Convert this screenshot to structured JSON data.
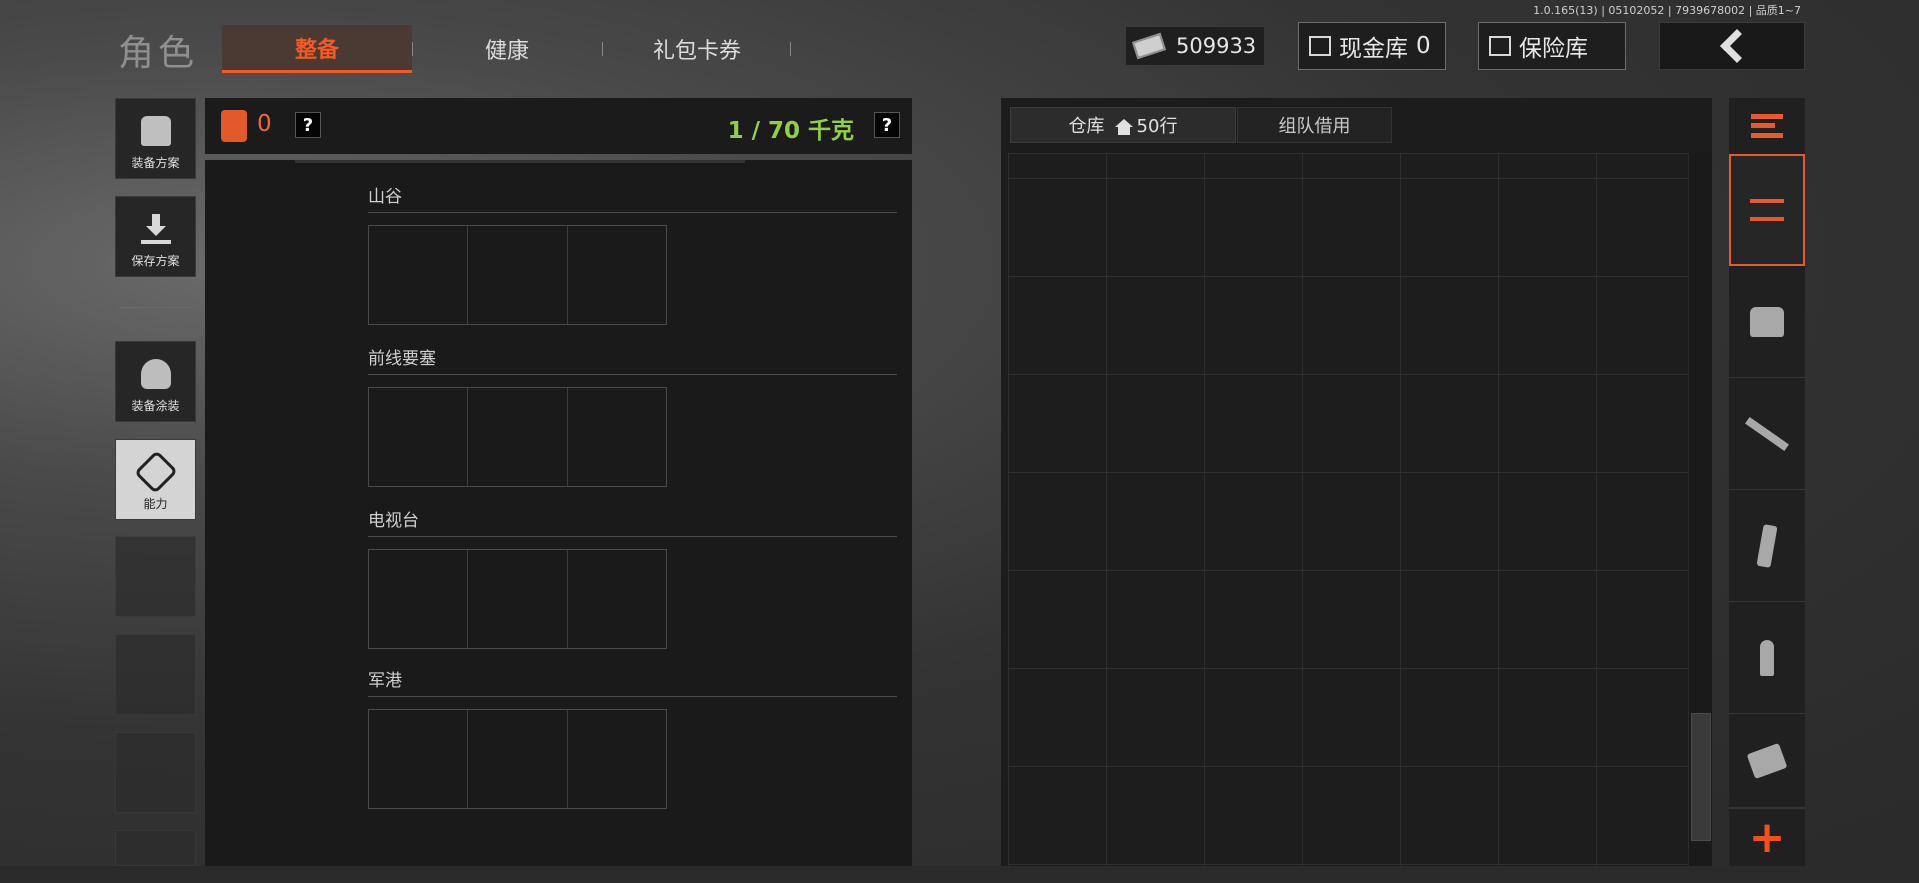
{
  "version_text": "1.0.165(13) | 05102052 | 7939678002 | 品质1~7",
  "header": {
    "title": "角色",
    "tabs": [
      {
        "label": "整备",
        "active": true
      },
      {
        "label": "健康",
        "active": false
      },
      {
        "label": "礼包卡券",
        "active": false
      }
    ],
    "currency": "509933",
    "cash_vault_label": "现金库",
    "cash_vault_value": "0",
    "safe_label": "保险库"
  },
  "sidebar": {
    "items": [
      {
        "label": "装备方案",
        "icon": "vest-icon"
      },
      {
        "label": "保存方案",
        "icon": "download-icon"
      },
      {
        "label": "装备涂装",
        "icon": "helmet-icon"
      },
      {
        "label": "能力",
        "icon": "ability-icon"
      }
    ]
  },
  "loadout": {
    "bag_count": "0",
    "weight_text": "1 / 70 千克",
    "help": "?",
    "sections": [
      {
        "title": "山谷"
      },
      {
        "title": "前线要塞"
      },
      {
        "title": "电视台"
      },
      {
        "title": "军港"
      }
    ]
  },
  "warehouse": {
    "tab_label": "仓库",
    "rows_label": "50行",
    "team_tab_label": "组队借用"
  },
  "filters": {
    "items": [
      "sort-layers-icon",
      "armor-icon",
      "rifle-icon",
      "magazine-icon",
      "ammo-icon",
      "scope-icon"
    ],
    "add": "+"
  },
  "colors": {
    "accent": "#f05a24",
    "weight_green": "#8fd046",
    "panel_bg": "#1b1b1b"
  }
}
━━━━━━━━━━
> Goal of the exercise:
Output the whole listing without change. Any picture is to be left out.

> Result:
Convert this screenshot to structured JSON data.
{
  "version_text": "1.0.165(13) | 05102052 | 7939678002 | 品质1~7",
  "header": {
    "title": "角色",
    "tabs": [
      {
        "label": "整备",
        "active": true
      },
      {
        "label": "健康",
        "active": false
      },
      {
        "label": "礼包卡券",
        "active": false
      }
    ],
    "currency": "509933",
    "cash_vault_label": "现金库",
    "cash_vault_value": "0",
    "safe_label": "保险库"
  },
  "sidebar": {
    "items": [
      {
        "label": "装备方案",
        "icon": "vest-icon"
      },
      {
        "label": "保存方案",
        "icon": "download-icon"
      },
      {
        "label": "装备涂装",
        "icon": "helmet-icon"
      },
      {
        "label": "能力",
        "icon": "ability-icon"
      }
    ]
  },
  "loadout": {
    "bag_count": "0",
    "weight_text": "1 / 70 千克",
    "help": "?",
    "sections": [
      {
        "title": "山谷"
      },
      {
        "title": "前线要塞"
      },
      {
        "title": "电视台"
      },
      {
        "title": "军港"
      }
    ]
  },
  "warehouse": {
    "tab_label": "仓库",
    "rows_label": "50行",
    "team_tab_label": "组队借用"
  },
  "filters": {
    "items": [
      "sort-layers-icon",
      "armor-icon",
      "rifle-icon",
      "magazine-icon",
      "ammo-icon",
      "scope-icon"
    ],
    "add": "+"
  },
  "colors": {
    "accent": "#f05a24",
    "weight_green": "#8fd046",
    "panel_bg": "#1b1b1b"
  }
}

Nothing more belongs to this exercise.